- The problem
Where the records below have a line with "color", that line is to be copied.

(Component data from apps and pages)
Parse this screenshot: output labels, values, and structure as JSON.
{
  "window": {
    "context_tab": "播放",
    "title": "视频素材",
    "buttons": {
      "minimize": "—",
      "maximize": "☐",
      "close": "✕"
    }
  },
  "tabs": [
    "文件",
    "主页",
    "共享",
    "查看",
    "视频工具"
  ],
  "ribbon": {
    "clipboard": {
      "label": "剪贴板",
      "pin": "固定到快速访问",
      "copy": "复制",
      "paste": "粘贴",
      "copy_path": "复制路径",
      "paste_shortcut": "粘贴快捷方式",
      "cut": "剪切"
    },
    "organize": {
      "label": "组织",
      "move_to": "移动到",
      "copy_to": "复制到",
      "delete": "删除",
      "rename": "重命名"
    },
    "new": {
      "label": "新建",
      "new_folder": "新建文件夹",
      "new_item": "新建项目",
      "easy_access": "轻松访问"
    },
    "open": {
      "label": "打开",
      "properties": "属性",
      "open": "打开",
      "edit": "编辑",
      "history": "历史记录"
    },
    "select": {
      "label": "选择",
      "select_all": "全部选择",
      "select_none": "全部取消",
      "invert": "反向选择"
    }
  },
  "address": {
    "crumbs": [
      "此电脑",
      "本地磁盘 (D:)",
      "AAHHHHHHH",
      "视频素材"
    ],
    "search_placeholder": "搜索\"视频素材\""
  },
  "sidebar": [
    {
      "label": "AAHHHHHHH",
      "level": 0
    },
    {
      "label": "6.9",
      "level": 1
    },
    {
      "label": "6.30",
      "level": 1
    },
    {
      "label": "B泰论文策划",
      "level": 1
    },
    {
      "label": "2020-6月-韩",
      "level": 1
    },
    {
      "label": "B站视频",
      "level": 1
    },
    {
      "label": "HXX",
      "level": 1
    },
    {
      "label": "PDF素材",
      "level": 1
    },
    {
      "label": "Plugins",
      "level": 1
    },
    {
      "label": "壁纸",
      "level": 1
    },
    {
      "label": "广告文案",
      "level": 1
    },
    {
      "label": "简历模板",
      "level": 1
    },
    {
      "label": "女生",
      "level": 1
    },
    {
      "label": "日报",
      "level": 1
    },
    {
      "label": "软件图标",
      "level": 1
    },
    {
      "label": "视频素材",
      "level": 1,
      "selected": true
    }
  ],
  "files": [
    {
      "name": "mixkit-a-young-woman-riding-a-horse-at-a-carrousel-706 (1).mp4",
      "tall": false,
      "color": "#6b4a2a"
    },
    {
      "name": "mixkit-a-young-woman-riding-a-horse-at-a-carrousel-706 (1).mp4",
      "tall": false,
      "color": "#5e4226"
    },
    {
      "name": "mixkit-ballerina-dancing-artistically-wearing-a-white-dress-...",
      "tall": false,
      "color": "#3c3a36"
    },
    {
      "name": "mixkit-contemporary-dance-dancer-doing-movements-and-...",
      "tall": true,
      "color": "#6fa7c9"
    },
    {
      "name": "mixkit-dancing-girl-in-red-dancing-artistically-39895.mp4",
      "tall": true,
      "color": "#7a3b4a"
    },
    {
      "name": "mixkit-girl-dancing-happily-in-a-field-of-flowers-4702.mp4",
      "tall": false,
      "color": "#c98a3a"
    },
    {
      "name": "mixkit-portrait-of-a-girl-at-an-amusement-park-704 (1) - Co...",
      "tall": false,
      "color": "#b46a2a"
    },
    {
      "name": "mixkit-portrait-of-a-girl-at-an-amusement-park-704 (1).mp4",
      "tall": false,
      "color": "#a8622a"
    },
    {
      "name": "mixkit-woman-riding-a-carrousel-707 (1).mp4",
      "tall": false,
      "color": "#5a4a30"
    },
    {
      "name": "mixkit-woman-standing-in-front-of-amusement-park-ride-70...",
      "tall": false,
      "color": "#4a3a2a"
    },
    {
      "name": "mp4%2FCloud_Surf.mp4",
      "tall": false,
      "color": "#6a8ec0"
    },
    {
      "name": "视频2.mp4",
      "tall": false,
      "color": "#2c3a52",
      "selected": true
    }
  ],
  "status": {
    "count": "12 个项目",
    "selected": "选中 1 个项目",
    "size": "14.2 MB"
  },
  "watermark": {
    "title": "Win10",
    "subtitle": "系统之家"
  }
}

- Exercise result
      "color": "#6b4a2a"
      "color": "#5e4226"
      "color": "#3c3a36"
      "color": "#6fa7c9"
      "color": "#7a3b4a"
      "color": "#c98a3a"
      "color": "#b46a2a"
      "color": "#a8622a"
      "color": "#5a4a30"
      "color": "#4a3a2a"
      "color": "#6a8ec0"
      "color": "#2c3a52",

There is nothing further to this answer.